Conservative figure softens opposition to gambling

In May 1989, syndicated columnist George Will wrote about the spread of gambling (and gambling taxes): “Now, one Nevada is kind of nice. But there is something sinister about more and more governments becoming more and more addicted to money from what was until recently considered a vice.”

Will seems to have made his peace with the notion. On Aug. 15, his column called for the federal government to make internet poker legal.

“In 2006, Congress, cloaking cunning with moralizing, effectively outlawed internet gambling by making it illegal for banks or credit-card companies to process payments to online gambling operations,” Will wrote. “This was more than moral pork for social conservatives. It also blocked online competitors from poaching gamblers from the nation’s most aggressive promoters of gambling—state governments. … Having turned gambling, which once was treated as a sin, into a social policy, government looks unusually silly criminalizing online forms of it.”

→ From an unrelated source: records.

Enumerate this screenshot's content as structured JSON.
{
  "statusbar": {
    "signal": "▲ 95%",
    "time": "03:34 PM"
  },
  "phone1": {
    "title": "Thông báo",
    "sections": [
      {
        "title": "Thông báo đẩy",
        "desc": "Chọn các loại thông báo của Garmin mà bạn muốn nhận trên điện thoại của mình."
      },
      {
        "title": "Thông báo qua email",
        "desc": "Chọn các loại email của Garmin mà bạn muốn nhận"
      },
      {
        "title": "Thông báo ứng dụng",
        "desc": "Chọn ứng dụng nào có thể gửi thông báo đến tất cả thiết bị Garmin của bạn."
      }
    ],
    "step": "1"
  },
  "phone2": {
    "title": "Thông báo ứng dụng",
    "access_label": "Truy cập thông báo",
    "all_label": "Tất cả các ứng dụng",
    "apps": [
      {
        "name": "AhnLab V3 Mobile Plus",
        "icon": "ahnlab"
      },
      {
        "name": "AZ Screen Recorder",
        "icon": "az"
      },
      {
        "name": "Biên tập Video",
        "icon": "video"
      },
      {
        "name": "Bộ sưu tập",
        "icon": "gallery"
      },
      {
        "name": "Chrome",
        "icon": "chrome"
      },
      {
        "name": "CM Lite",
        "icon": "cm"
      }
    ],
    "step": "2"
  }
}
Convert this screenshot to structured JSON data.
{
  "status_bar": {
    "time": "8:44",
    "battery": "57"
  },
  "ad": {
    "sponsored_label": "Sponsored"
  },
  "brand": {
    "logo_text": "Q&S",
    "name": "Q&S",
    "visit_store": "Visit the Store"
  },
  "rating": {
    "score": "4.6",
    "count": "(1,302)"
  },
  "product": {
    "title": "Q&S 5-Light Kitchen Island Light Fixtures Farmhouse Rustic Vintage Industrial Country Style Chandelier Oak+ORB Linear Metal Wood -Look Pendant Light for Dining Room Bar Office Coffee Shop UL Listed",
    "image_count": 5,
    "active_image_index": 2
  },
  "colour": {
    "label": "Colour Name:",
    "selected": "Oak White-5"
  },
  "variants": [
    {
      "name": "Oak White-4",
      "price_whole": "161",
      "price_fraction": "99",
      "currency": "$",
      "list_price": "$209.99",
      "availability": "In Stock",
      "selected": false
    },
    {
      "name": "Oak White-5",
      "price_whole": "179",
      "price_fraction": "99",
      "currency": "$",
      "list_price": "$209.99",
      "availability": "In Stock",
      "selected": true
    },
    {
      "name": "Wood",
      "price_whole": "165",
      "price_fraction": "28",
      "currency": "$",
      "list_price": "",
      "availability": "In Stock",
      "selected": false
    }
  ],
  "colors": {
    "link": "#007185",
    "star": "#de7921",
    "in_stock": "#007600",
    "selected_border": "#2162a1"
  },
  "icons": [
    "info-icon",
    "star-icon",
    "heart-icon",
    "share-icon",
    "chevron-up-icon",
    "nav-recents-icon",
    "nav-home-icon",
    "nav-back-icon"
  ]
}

Will does draw a distinction between poker and other forms of gambling. Invoking 19th century mathematician John von Neumann, economist Oskar Morgenstern and Las Vegas poker promoter Howard Lederer, Will calls poker an example of “game theory”—“logic, probability and something pertinent to military and diplomatic strategy—bluffing.”